Beyond individual occupancies, Nickerson foresees a flux in specific amenities: outdoor spaces, balconies, pet accommodations, and co-working studios.
In a fireside chat with CO’s Cathy Cunningham, Hessam Nadji, president and chief executive officer of Marcus & Millichap, compared Los Angeles’ current market with that following the 2008 financial crisis. 2008’s TARP stimulus response took 13 months to materialize “to the scale of 6 percent of GDP.” The pandemic response, however, took seven weeks “and the scale of the response was close to 25 percent to 30 percent of GDP.”
“The optimism regarding the economy is tied 100 percent to the health crisis solution,” Nadji said. “At the same time, liquidity injection has played a very important safety net in bringing jobs back, in bringing businesses back to an expansion mode.”
Nadji predicted that the wave of oncoming economic growth and employment opportunities will create a demand for more space that could even trickle down to office buildings. This change won’t happen overnight, but he anticipates that the demand for offices will surge over the next three years.
One change he hopes will never occur is a reversion back to pre-pandemic business operations. In speaking about his own company, Hassem stated: “We want to stay out of our comfort zone. It would be a lost opportunity just to go back to normal now that we’ve learned so much.”

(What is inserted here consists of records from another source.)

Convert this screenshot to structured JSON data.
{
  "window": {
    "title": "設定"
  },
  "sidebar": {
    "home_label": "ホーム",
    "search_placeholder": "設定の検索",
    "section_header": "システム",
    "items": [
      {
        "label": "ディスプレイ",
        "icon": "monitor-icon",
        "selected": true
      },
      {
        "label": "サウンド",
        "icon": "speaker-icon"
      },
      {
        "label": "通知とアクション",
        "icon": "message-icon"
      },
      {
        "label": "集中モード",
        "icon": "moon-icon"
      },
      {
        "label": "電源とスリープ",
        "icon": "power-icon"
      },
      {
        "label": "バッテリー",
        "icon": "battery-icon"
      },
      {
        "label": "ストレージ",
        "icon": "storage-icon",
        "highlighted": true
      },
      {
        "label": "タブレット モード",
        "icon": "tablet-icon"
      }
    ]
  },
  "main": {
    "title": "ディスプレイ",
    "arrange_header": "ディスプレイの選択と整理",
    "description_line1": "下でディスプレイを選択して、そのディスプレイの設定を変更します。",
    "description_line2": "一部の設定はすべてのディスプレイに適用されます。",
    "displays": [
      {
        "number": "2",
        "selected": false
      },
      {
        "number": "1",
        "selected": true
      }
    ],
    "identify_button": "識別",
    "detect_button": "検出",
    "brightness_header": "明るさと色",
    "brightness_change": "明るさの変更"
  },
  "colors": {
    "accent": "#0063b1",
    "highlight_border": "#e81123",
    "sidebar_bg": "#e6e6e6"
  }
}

The final panel — “Incoming Entertainment: Stadiums, Studios and Streaming Wars, Oh My!” — put CO moderator Sarika Ganger in dialogue with Kim Brewer, senior vice president of West Coast development at Unibail-Rodamco-Westfield; Jesse Goepel, managing director at Square Mile Capital; and Eric Randolph, senior design manager and global practice area resilience leader for sports at Gensler Sports.
Panelists discussed the increasing demand for entertainment, honing in on digital media and rapid consumption. This demand had already existed prior to COVID-19, but the pandemic saw a surge in media consumption not expected to slow down anytime soon.

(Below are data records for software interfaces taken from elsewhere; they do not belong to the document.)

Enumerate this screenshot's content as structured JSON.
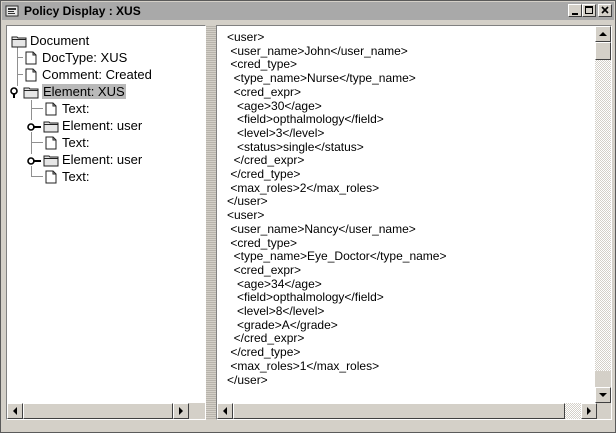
{
  "window": {
    "title": "Policy Display : XUS",
    "controls": [
      "minimize-icon",
      "maximize-icon",
      "close-icon"
    ]
  },
  "tree": {
    "nodes": [
      {
        "label": "Document",
        "icon": "folder-icon"
      },
      {
        "label": "DocType: XUS",
        "icon": "file-icon"
      },
      {
        "label": "Comment: Created",
        "icon": "file-icon"
      },
      {
        "label": "Element: XUS",
        "icon": "folder-icon",
        "selected": true,
        "handle": "expanded"
      },
      {
        "label": "Text:",
        "icon": "file-icon"
      },
      {
        "label": "Element: user",
        "icon": "folder-icon",
        "handle": "collapsed"
      },
      {
        "label": "Text:",
        "icon": "file-icon"
      },
      {
        "label": "Element: user",
        "icon": "folder-icon",
        "handle": "collapsed"
      },
      {
        "label": "Text:",
        "icon": "file-icon"
      }
    ]
  },
  "xml": {
    "lines": [
      "<user>",
      " <user_name>John</user_name>",
      " <cred_type>",
      "  <type_name>Nurse</type_name>",
      "  <cred_expr>",
      "   <age>30</age>",
      "   <field>opthalmology</field>",
      "   <level>3</level>",
      "   <status>single</status>",
      "  </cred_expr>",
      " </cred_type>",
      " <max_roles>2</max_roles>",
      "</user>",
      "<user>",
      " <user_name>Nancy</user_name>",
      " <cred_type>",
      "  <type_name>Eye_Doctor</type_name>",
      "  <cred_expr>",
      "   <age>34</age>",
      "   <field>opthalmology</field>",
      "   <level>8</level>",
      "   <grade>A</grade>",
      "  </cred_expr>",
      " </cred_type>",
      " <max_roles>1</max_roles>",
      "</user>"
    ]
  }
}
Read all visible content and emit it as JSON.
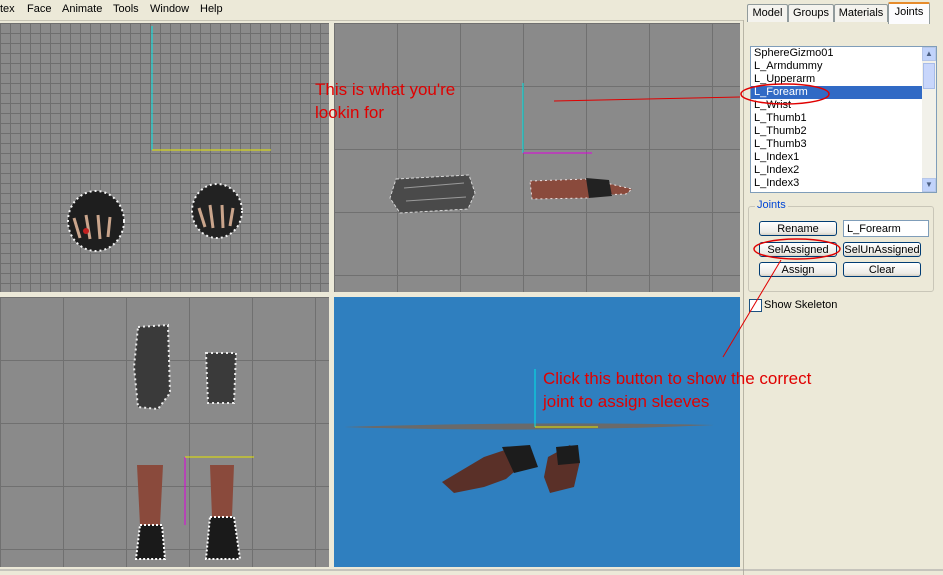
{
  "menu": [
    "tex",
    "Face",
    "Animate",
    "Tools",
    "Window",
    "Help"
  ],
  "tabs": [
    "Model",
    "Groups",
    "Materials",
    "Joints"
  ],
  "active_tab": "Joints",
  "joints_list": [
    "SphereGizmo01",
    "L_Armdummy",
    "L_Upperarm",
    "L_Forearm",
    "L_Wrist",
    "L_Thumb1",
    "L_Thumb2",
    "L_Thumb3",
    "L_Index1",
    "L_Index2",
    "L_Index3"
  ],
  "selected_joint": "L_Forearm",
  "joints_group": {
    "label": "Joints",
    "rename": "Rename",
    "name_value": "L_Forearm",
    "sel_assigned": "SelAssigned",
    "sel_unassigned": "SelUnAssigned",
    "assign": "Assign",
    "clear": "Clear"
  },
  "show_skeleton": {
    "label": "Show Skeleton",
    "checked": false
  },
  "annotations": {
    "forearm_note_1": "This is what you're",
    "forearm_note_2": "lookin for",
    "button_note_1": "Click this button to show the correct",
    "button_note_2": "joint to assign sleeves"
  },
  "colors": {
    "annotation": "#e00000",
    "axis_cyan": "#00e5e5",
    "axis_yellow": "#e5e500",
    "axis_magenta": "#e000e0",
    "selection": "#316ac5",
    "viewport_persp": "#2f7fbf"
  }
}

Due to the size and scale of entertainment projects, however, entertainment companies have had to look outside the city of Los Angeles, confronting logistical difficulties.
“It’s hard to find properties of scale,” Goepel said. “Now we’re seeing more and more projects pop up outside of that zone.”
Goepel noted that moving outside the city is a last resort, as the industry’s labor unions are centralized in Hollywood. Therefore, the entertainment industry must either adapt to creatively use pre-existing spaces or modernize to create the necessary infrastructure.
This deficit of accessible facilities extends to sporting arenas. “Scale is always a big challenge for stadiums and for practice facilities,” Randolph said. “That becomes a really limiting factor in L.A. where there just aren’t that many sites available.”
Even when the spaces are available, attracting visitors in a post-pandemic world presents its own challenges. Entertainment has existed predominantly within the home for over a year, so Randolph believes that now “the challenge is competing with the big screen TV. You have to provide a reason for people to get out of the house, get off the couch, and actually go to the event.”
To incentivize visitors, he outlined experiences beyond the sporting event itself. Food stands, as well as pre- and post-game opportunities, are a few amenities Randolph hopes will result in increased attendance.
Even with the relative unpredictability surrounding the future of L.A.’s entertainment, business, and housing markets, the panelists resoundingly agreed on the city’s resilience.
“Never rule out Southern California,” Nadij said, pointing to Los Angeles’ economic diversity, educational institutions and quality of life. “If you look at history, we’ve always worked through these challenging times.”